Scuffles broke out as they approached the Parliament building, with demonstrators throwing stones at riot police, who responded with small bursts of pepper spray to keep the crowd back.
Earlier, about 100 protesters from the Greek Communist Party cut through locks on the gates of the major tourist attraction shortly after dawn and hung banners in Greek and English reading: "Peoples of Europe - Rise Up."
Police did not intervene as the protesters carrying red flags stood beside the ancient Parthenon, next to the two large banners. The demonstrators did not attempt to prevent tourists from visiting the site.
Public servants, including state school teachers and hospital workers, began a 48-hour strike Tuesday, with protest marches planned later in the day.
The strike led to several domestic flights by Greece's Olympic Air and Aegean Airlines being canceled, while all flights to and from the country were to be grounded for 24 hours Wednesday as air traffic controllers join in a nationwide general strike.
Wednesday's strike is expected to shut down services across the country. Public transport will halt in the morning and evening, government offices will remain closed throughout the day and state hospitals will function with emergency staff.
Originally posted by Hx3_1963
DJIA down 170...
Concerns shifted to Madrid as local traders cited speculation of a sovereign debt downgrade for Spain and the possibility that the country could apply for support. Following the mounting speculation, Fitch Ratings reiterated its AAA rating for Spain and its stable outlook.
Nevertheless, equity markets couldn't shake the jitters. The Stoxx Europe 600 index was 1.2% lower at 257.39. London's FTSE 100 index was 1.2% lower at 5487.82, Frankfurt's DAX index dropped 0.8% to 6117.50, and Paris's CAC-40 index fell 1.5% to 3769.88, with banks pacing the declines.
The Athens ASE fell 2.6% to 1804.95 and Madrid's IBEX sank 5%. Spanish banking stocks dropped sharply, with Banco Bilbao Vizcaya Argentaria and Banco Santander both falling more than 4% in afternoon trade.
Greek financial stocks also slumped on concerns that deepening recessionary risks could hurt their profitability, aswell as on worries that heightening civil unrest could derail promised reforms.

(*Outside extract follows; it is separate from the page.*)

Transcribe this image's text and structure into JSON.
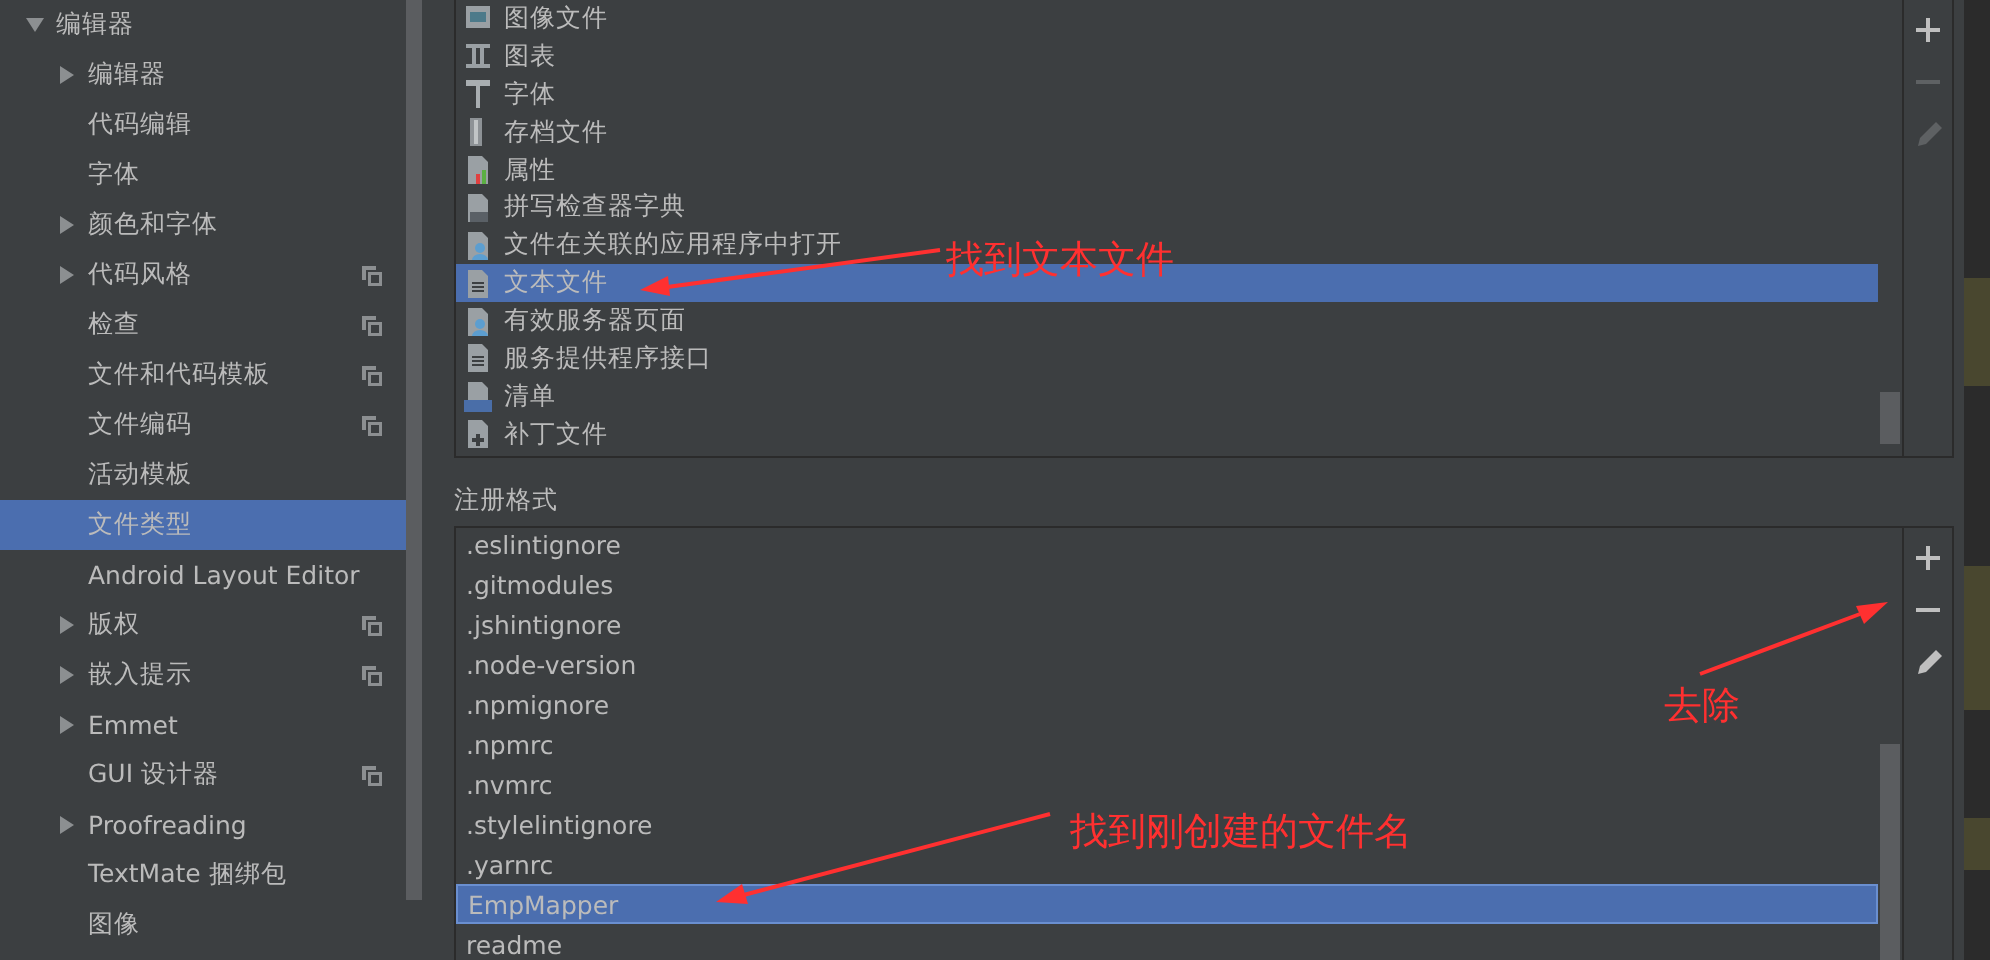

The Athens banking sub index was down 5.6%. Shares of Piraeus Bank were down 6.2% , National Bank of Greece was off 6.2% Alpha Bank was down 5.9% and EFG Eurobank was 5.7% lower.
Credit Agricole: Sell Everything If The Dollar Keeps Rallying
From Credit Agricole
For those of you who have seen my presentation on markets in the last couple of months you will have seen the following chart (chart 1). Its shows various popular assets (Bovespa, AUD, Gold) vs. my global liquidity model in green, which is designed to measure changes in the $ pool of global liquidity aka the cash we have to invest in those assets. Essentially, I believe it shows how assets markets have become junkies dependent, on a forever falling $ and an ever increasing pool of liquidity. To illustrate the point you can see that in March 2008 the model rolled, within 2 months the Bovespa followed and a month after that the AUD. On the rebound the model turned at the end of October and gold, which actually peaked earlier on the way down followed tick for tick. The Bovespa once again was a laggard turning the following month and the AUD finally followed 4 months after the initial turn.